> **Required work**
The answer should be the records below, word for word, with every image left out.

----------

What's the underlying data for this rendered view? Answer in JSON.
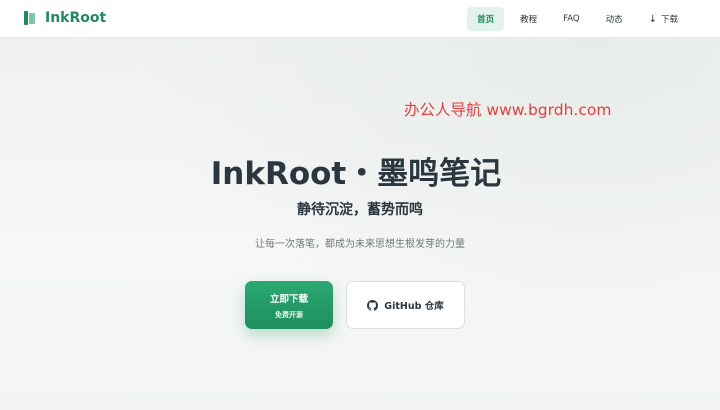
{
  "brand": {
    "name": "InkRoot",
    "color": "#1f8a5d",
    "icon": "book-icon"
  },
  "nav": {
    "items": [
      {
        "label": "首页",
        "active": true
      },
      {
        "label": "教程",
        "active": false
      },
      {
        "label": "FAQ",
        "active": false
      },
      {
        "label": "动态",
        "active": false
      },
      {
        "label": "下载",
        "active": false,
        "icon": "download-arrow-icon"
      }
    ]
  },
  "watermark": {
    "text": "办公人导航 www.bgrdh.com",
    "color": "#e34040"
  },
  "hero": {
    "title": "InkRoot・墨鸣笔记",
    "subtitle": "静待沉淀，蓄势而鸣",
    "description": "让每一次落笔，都成为未来思想生根发芽的力量"
  },
  "actions": {
    "primary": {
      "label": "立即下载",
      "sublabel": "免费开源",
      "color": "#1f8f5f"
    },
    "secondary": {
      "label": "GitHub 仓库",
      "icon": "github-icon"
    }
  }
}
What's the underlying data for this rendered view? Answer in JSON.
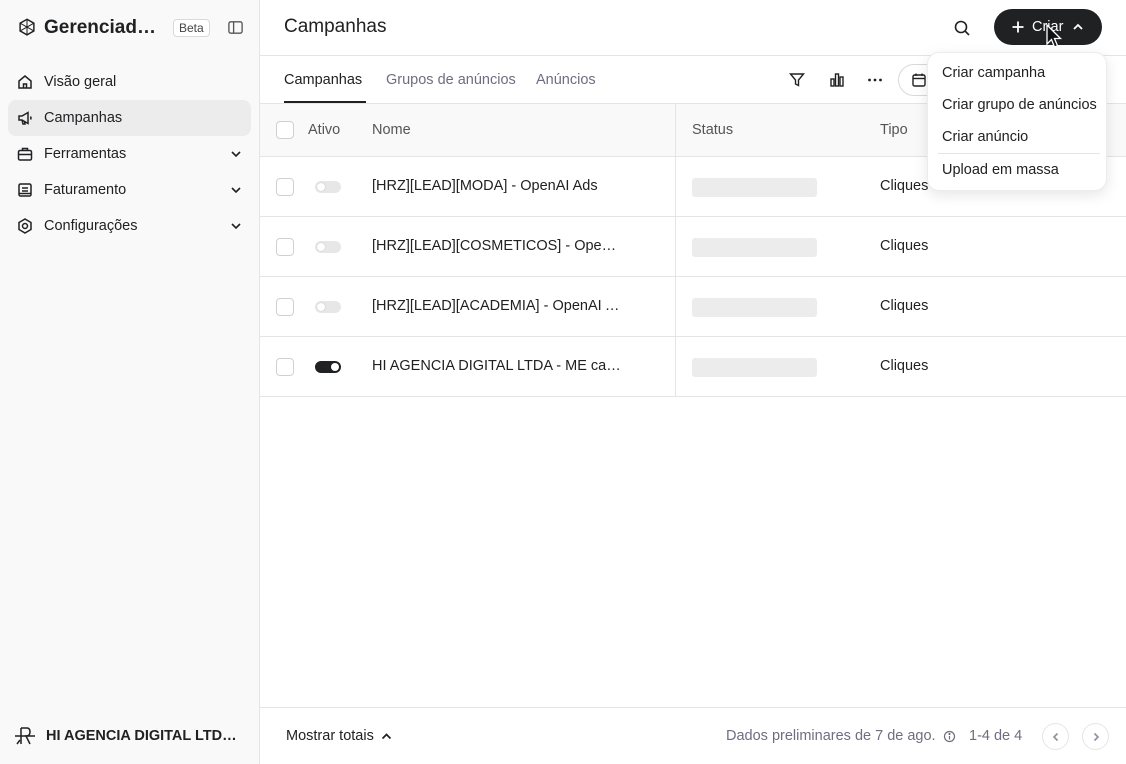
{
  "app": {
    "name": "Gerenciador ...",
    "badge": "Beta"
  },
  "sidebar": {
    "items": [
      {
        "label": "Visão geral",
        "icon": "home-icon"
      },
      {
        "label": "Campanhas",
        "icon": "megaphone-icon"
      },
      {
        "label": "Ferramentas",
        "icon": "briefcase-icon"
      },
      {
        "label": "Faturamento",
        "icon": "invoice-icon"
      },
      {
        "label": "Configurações",
        "icon": "gear-icon"
      }
    ],
    "active_index": 1,
    "account_name": "HI AGENCIA DIGITAL LTDA - ..."
  },
  "header": {
    "title": "Campanhas",
    "create_label": "Criar"
  },
  "tabs": [
    {
      "label": "Campanhas",
      "active": true
    },
    {
      "label": "Grupos de anúncios",
      "active": false
    },
    {
      "label": "Anúncios",
      "active": false
    }
  ],
  "table": {
    "columns": [
      "Ativo",
      "Nome",
      "Status",
      "Tipo"
    ],
    "rows": [
      {
        "active": false,
        "name": "[HRZ][LEAD][MODA] - OpenAI Ads",
        "type": "Cliques"
      },
      {
        "active": false,
        "name": "[HRZ][LEAD][COSMETICOS] - OpenA...",
        "type": "Cliques"
      },
      {
        "active": false,
        "name": "[HRZ][LEAD][ACADEMIA] - OpenAI Ads",
        "type": "Cliques"
      },
      {
        "active": true,
        "name": "HI AGENCIA DIGITAL LTDA - ME cam...",
        "type": "Cliques"
      }
    ]
  },
  "create_menu": {
    "items": [
      "Criar campanha",
      "Criar grupo de anúncios",
      "Criar anúncio",
      "Upload em massa"
    ]
  },
  "footer": {
    "totals_label": "Mostrar totais",
    "preliminary": "Dados preliminares de 7 de ago.",
    "page_info": "1-4 de 4"
  },
  "colors": {
    "accent": "#202123",
    "sidebar_bg": "#f9f9f9",
    "active_nav_bg": "#ececec",
    "skeleton": "#ececec"
  }
}
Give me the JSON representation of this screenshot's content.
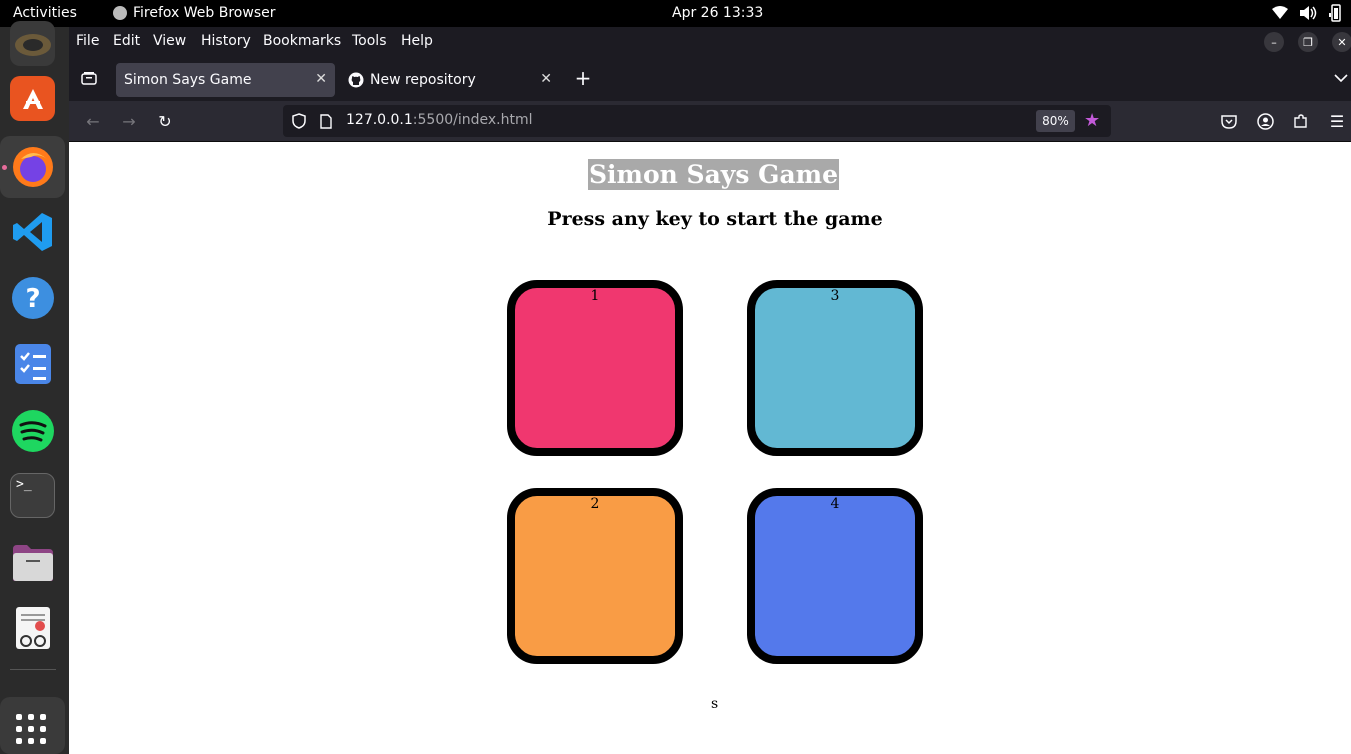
{
  "system_bar": {
    "activities": "Activities",
    "app_name": "Firefox Web Browser",
    "clock": "Apr 26  13:33"
  },
  "menu": [
    "File",
    "Edit",
    "View",
    "History",
    "Bookmarks",
    "Tools",
    "Help"
  ],
  "tabs": [
    {
      "label": "Simon Says Game",
      "active": true
    },
    {
      "label": "New repository",
      "active": false
    }
  ],
  "address": {
    "host": "127.0.0.1",
    "path": ":5500/index.html",
    "zoom": "80%"
  },
  "page": {
    "title": "Simon Says Game",
    "subtitle": "Press any key to start the game",
    "boxes": [
      {
        "label": "1",
        "color": "#f0376f"
      },
      {
        "label": "3",
        "color": "#62b8d3"
      },
      {
        "label": "2",
        "color": "#f99c45"
      },
      {
        "label": "4",
        "color": "#5479eb"
      }
    ],
    "footnote": "s"
  },
  "dock_icons": [
    "rhythmbox-icon",
    "app-center-icon",
    "firefox-icon",
    "vscode-icon",
    "help-icon",
    "tasks-icon",
    "spotify-icon",
    "terminal-icon",
    "files-icon",
    "text-editor-icon",
    "show-apps-icon"
  ]
}
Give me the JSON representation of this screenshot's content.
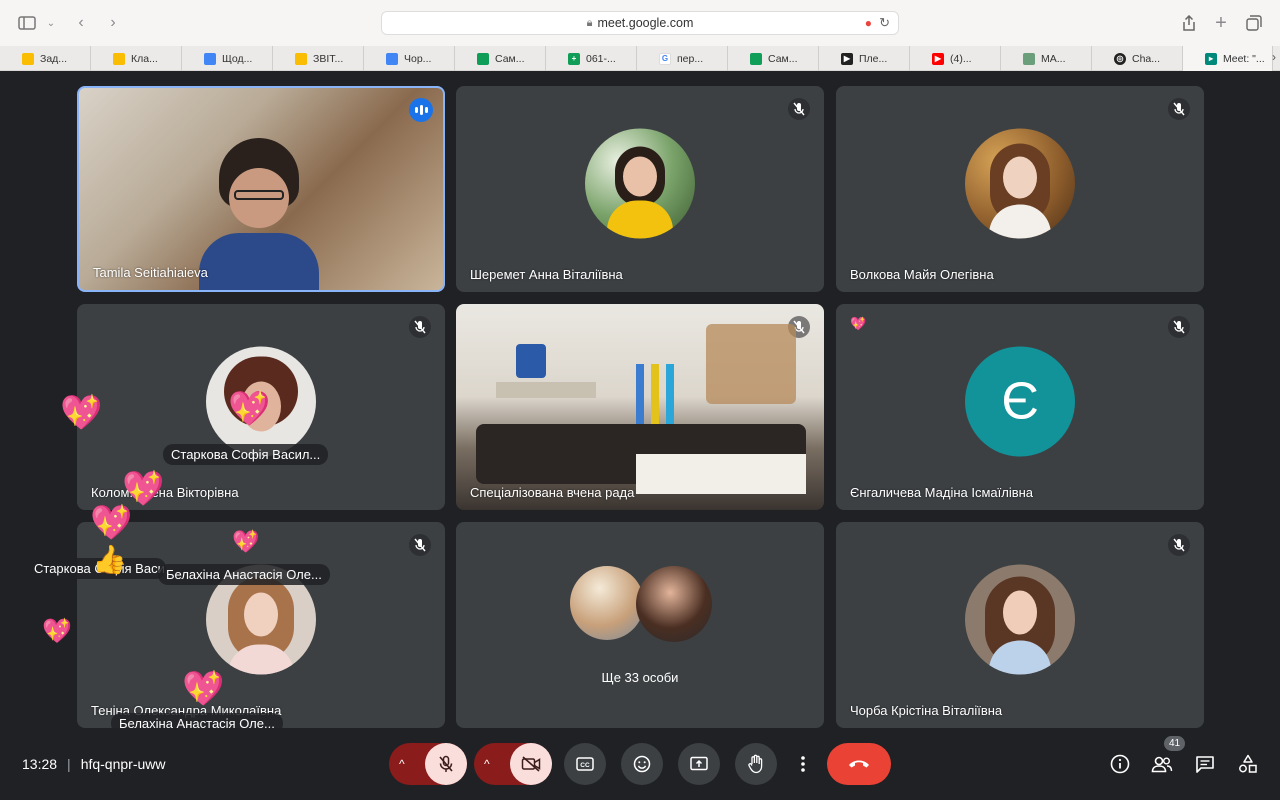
{
  "browser": {
    "url": "meet.google.com",
    "tabs": [
      {
        "label": "Зад...",
        "color": "#fbbc04"
      },
      {
        "label": "Кла...",
        "color": "#fbbc04"
      },
      {
        "label": "Щод...",
        "color": "#4285f4"
      },
      {
        "label": "ЗВІТ...",
        "color": "#fbbc04"
      },
      {
        "label": "Чор...",
        "color": "#4285f4"
      },
      {
        "label": "Сам...",
        "color": "#0f9d58"
      },
      {
        "label": "061-...",
        "color": "#0f9d58"
      },
      {
        "label": "пер...",
        "color": "#4285f4"
      },
      {
        "label": "Сам...",
        "color": "#0f9d58"
      },
      {
        "label": "Пле...",
        "color": "#222222"
      },
      {
        "label": "(4)...",
        "color": "#ff0000"
      },
      {
        "label": "МА...",
        "color": "#6b9e7b"
      },
      {
        "label": "Cha...",
        "color": "#222222"
      },
      {
        "label": "Meet: \"...",
        "color": "#00897b"
      }
    ]
  },
  "participants": [
    {
      "name": "Tamila Seitiahiaieva"
    },
    {
      "name": "Шеремет Анна Віталіївна"
    },
    {
      "name": "Волкова Майя Олегівна"
    },
    {
      "name": "Колом... лена Вікторівна"
    },
    {
      "name": "Спеціалізована вчена рада"
    },
    {
      "name": "Єнгаличева Мадіна Ісмаїлівна",
      "initial": "Є"
    },
    {
      "name": "Теніна Олександра Миколаївна"
    },
    {
      "name": "Ще 33 особи"
    },
    {
      "name": "Чорба Крістіна Віталіївна"
    }
  ],
  "floating_labels": [
    "Старкова Софія Васил...",
    "Старкова Софія Васи...",
    "Белахіна Анастасія Оле...",
    "Белахіна Анастасія Оле..."
  ],
  "meeting": {
    "time": "13:28",
    "code": "hfq-qnpr-uww",
    "participant_count": "41"
  },
  "colors": {
    "end_call": "#ea4335",
    "speaking": "#1a73e8",
    "initial_avatar": "#12939a"
  }
}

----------

> **Reply**
What's the underlying data for this rendered view? Answer in JSON.
{
  "brand": {
    "name": "InkRoot",
    "color": "#1f8a5d",
    "icon": "book-icon"
  },
  "nav": {
    "items": [
      {
        "label": "首页",
        "active": true
      },
      {
        "label": "教程",
        "active": false
      },
      {
        "label": "FAQ",
        "active": false
      },
      {
        "label": "动态",
        "active": false
      },
      {
        "label": "下载",
        "active": false,
        "icon": "download-arrow-icon"
      }
    ]
  },
  "watermark": {
    "text": "办公人导航 www.bgrdh.com",
    "color": "#e34040"
  },
  "hero": {
    "title": "InkRoot・墨鸣笔记",
    "subtitle": "静待沉淀，蓄势而鸣",
    "description": "让每一次落笔，都成为未来思想生根发芽的力量"
  },
  "actions": {
    "primary": {
      "label": "立即下载",
      "sublabel": "免费开源",
      "color": "#1f8f5f"
    },
    "secondary": {
      "label": "GitHub 仓库",
      "icon": "github-icon"
    }
  }
}
What's the underlying data for this rendered view? Answer in JSON.
{
  "app": {
    "name": "Gerenciador ...",
    "badge": "Beta"
  },
  "sidebar": {
    "items": [
      {
        "label": "Visão geral",
        "icon": "home-icon"
      },
      {
        "label": "Campanhas",
        "icon": "megaphone-icon"
      },
      {
        "label": "Ferramentas",
        "icon": "briefcase-icon"
      },
      {
        "label": "Faturamento",
        "icon": "invoice-icon"
      },
      {
        "label": "Configurações",
        "icon": "gear-icon"
      }
    ],
    "active_index": 1,
    "account_name": "HI AGENCIA DIGITAL LTDA - ..."
  },
  "header": {
    "title": "Campanhas",
    "create_label": "Criar"
  },
  "tabs": [
    {
      "label": "Campanhas",
      "active": true
    },
    {
      "label": "Grupos de anúncios",
      "active": false
    },
    {
      "label": "Anúncios",
      "active": false
    }
  ],
  "table": {
    "columns": [
      "Ativo",
      "Nome",
      "Status",
      "Tipo"
    ],
    "rows": [
      {
        "active": false,
        "name": "[HRZ][LEAD][MODA] - OpenAI Ads",
        "type": "Cliques"
      },
      {
        "active": false,
        "name": "[HRZ][LEAD][COSMETICOS] - OpenA...",
        "type": "Cliques"
      },
      {
        "active": false,
        "name": "[HRZ][LEAD][ACADEMIA] - OpenAI Ads",
        "type": "Cliques"
      },
      {
        "active": true,
        "name": "HI AGENCIA DIGITAL LTDA - ME cam...",
        "type": "Cliques"
      }
    ]
  },
  "create_menu": {
    "items": [
      "Criar campanha",
      "Criar grupo de anúncios",
      "Criar anúncio",
      "Upload em massa"
    ]
  },
  "footer": {
    "totals_label": "Mostrar totais",
    "preliminary": "Dados preliminares de 7 de ago.",
    "page_info": "1-4 de 4"
  },
  "colors": {
    "accent": "#202123",
    "sidebar_bg": "#f9f9f9",
    "active_nav_bg": "#ececec",
    "skeleton": "#ececec"
  }
}
Give me the JSON representation of this screenshot's content.
{
  "system_bar": {
    "activities": "Activities",
    "app_name": "Firefox Web Browser",
    "clock": "Apr 26  13:33"
  },
  "menu": [
    "File",
    "Edit",
    "View",
    "History",
    "Bookmarks",
    "Tools",
    "Help"
  ],
  "tabs": [
    {
      "label": "Simon Says Game",
      "active": true
    },
    {
      "label": "New repository",
      "active": false
    }
  ],
  "address": {
    "host": "127.0.0.1",
    "path": ":5500/index.html",
    "zoom": "80%"
  },
  "page": {
    "title": "Simon Says Game",
    "subtitle": "Press any key to start the game",
    "boxes": [
      {
        "label": "1",
        "color": "#f0376f"
      },
      {
        "label": "3",
        "color": "#62b8d3"
      },
      {
        "label": "2",
        "color": "#f99c45"
      },
      {
        "label": "4",
        "color": "#5479eb"
      }
    ],
    "footnote": "s"
  },
  "dock_icons": [
    "rhythmbox-icon",
    "app-center-icon",
    "firefox-icon",
    "vscode-icon",
    "help-icon",
    "tasks-icon",
    "spotify-icon",
    "terminal-icon",
    "files-icon",
    "text-editor-icon",
    "show-apps-icon"
  ]
}
Give me the JSON representation of this screenshot's content.
{
  "browser": {
    "url": "meet.google.com",
    "tabs": [
      {
        "label": "Зад...",
        "color": "#fbbc04"
      },
      {
        "label": "Кла...",
        "color": "#fbbc04"
      },
      {
        "label": "Щод...",
        "color": "#4285f4"
      },
      {
        "label": "ЗВІТ...",
        "color": "#fbbc04"
      },
      {
        "label": "Чор...",
        "color": "#4285f4"
      },
      {
        "label": "Сам...",
        "color": "#0f9d58"
      },
      {
        "label": "061-...",
        "color": "#0f9d58"
      },
      {
        "label": "пер...",
        "color": "#4285f4"
      },
      {
        "label": "Сам...",
        "color": "#0f9d58"
      },
      {
        "label": "Пле...",
        "color": "#222222"
      },
      {
        "label": "(4)...",
        "color": "#ff0000"
      },
      {
        "label": "МА...",
        "color": "#6b9e7b"
      },
      {
        "label": "Cha...",
        "color": "#222222"
      },
      {
        "label": "Meet: \"...",
        "color": "#00897b"
      }
    ]
  },
  "participants": [
    {
      "name": "Tamila Seitiahiaieva"
    },
    {
      "name": "Шеремет Анна Віталіївна"
    },
    {
      "name": "Волкова Майя Олегівна"
    },
    {
      "name": "Колом... лена Вікторівна"
    },
    {
      "name": "Спеціалізована вчена рада"
    },
    {
      "name": "Єнгаличева Мадіна Ісмаїлівна",
      "initial": "Є"
    },
    {
      "name": "Теніна Олександра Миколаївна"
    },
    {
      "name": "Ще 33 особи"
    },
    {
      "name": "Чорба Крістіна Віталіївна"
    }
  ],
  "floating_labels": [
    "Старкова Софія Васил...",
    "Старкова Софія Васи...",
    "Белахіна Анастасія Оле...",
    "Белахіна Анастасія Оле..."
  ],
  "meeting": {
    "time": "13:28",
    "code": "hfq-qnpr-uww",
    "participant_count": "41"
  },
  "colors": {
    "end_call": "#ea4335",
    "speaking": "#1a73e8",
    "initial_avatar": "#12939a"
  }
}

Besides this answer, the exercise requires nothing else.